Tobias is unable to move most of his face. He cannot move his eyebrows or make any facial expressions. When you look at him, he always has a serious look.
He can move his lower jaw and tongue, but can’t utilize the upper part of his mouth or lips. His mouth is smaller, so his teeth are very crowded. He also sees a speech therapist every week.
Because his eye movement is affected, Tobias cannot move his eyes from side to side. He can only move them up and down, so he has to turn his head if he wants to look at something laterally. Tobias is unable to blink, but he does close his eyes to sleep.
Another common symptom for kids with Moebius is upper body weakness.
Tobias has been seeing a physical therapist and occupational therapist since he was 3 months old. They worked with him to strengthen his core and help him sit up, crawl, walk, jump and go up and down steps. Tobias doesn’t meet physical milestones as quickly as other kids his age, but he always gets there eventually.”
‘Will my boy ever smile?’
Tobias is now three. He is a big brother and a sweet little boy who lights up the room. Eliza admits that it’s gotten easier over the years. She can now talk about it without tearing up and is embracing every amazing thing about Tobias.
As Eliza shares on Tobias’ Facebook page,
When I was pregnant with him, there were so many uncertainties about what lay ahead.

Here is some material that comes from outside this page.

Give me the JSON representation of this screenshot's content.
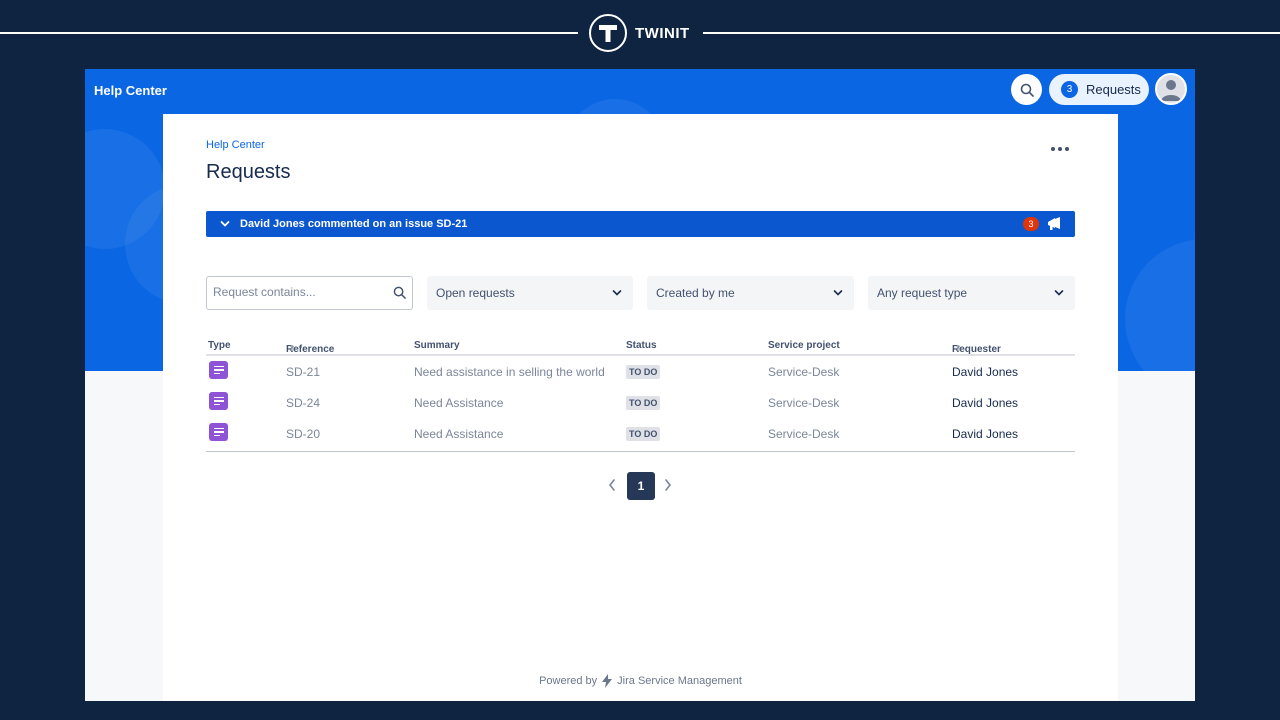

What would he look like?
Will he be able to use his feet and hand?
Then those uncertainties doubled once he was diagnosed with Moebius Syndrome.Will he be able to eat?Will he fit in?Will my boy ever smile?But the one question I’ve never had to wait to find the answer for is, “IS HE HAPPY?”. He can’t smile, but he sure does know how to show it in other ways. He giggles uncontrollably, he dances to any song played, he greets family, friends and strangers with a big hug.Yes, I know my T is happy.”
January 24th is Moebius Syndrome Awareness Day
As Eliza explains, 24 January is a day to wear purple and advocate for those who were born with this condition.
We hope by spreading awareness, we can encourage others to be more accepting of those who were born with not only this disability but any type of disability. “
My fear for him isn’t the fact he is different, but rather the fact he will be treated differently. This is why inclusion and spreading awareness is so important for me.
We want to raise our son to chase his dreams, just like any other child. We don’t want him to say, ‘I can’t’ without first trying. I know we don’t owe anyone an explanation, but one thing for sure is his dad and I want to raise him to be as confident in himself as possible.”
You can follow Tobias and his many adventures with his very loving family through his Facebook page, Tobias’s Journey.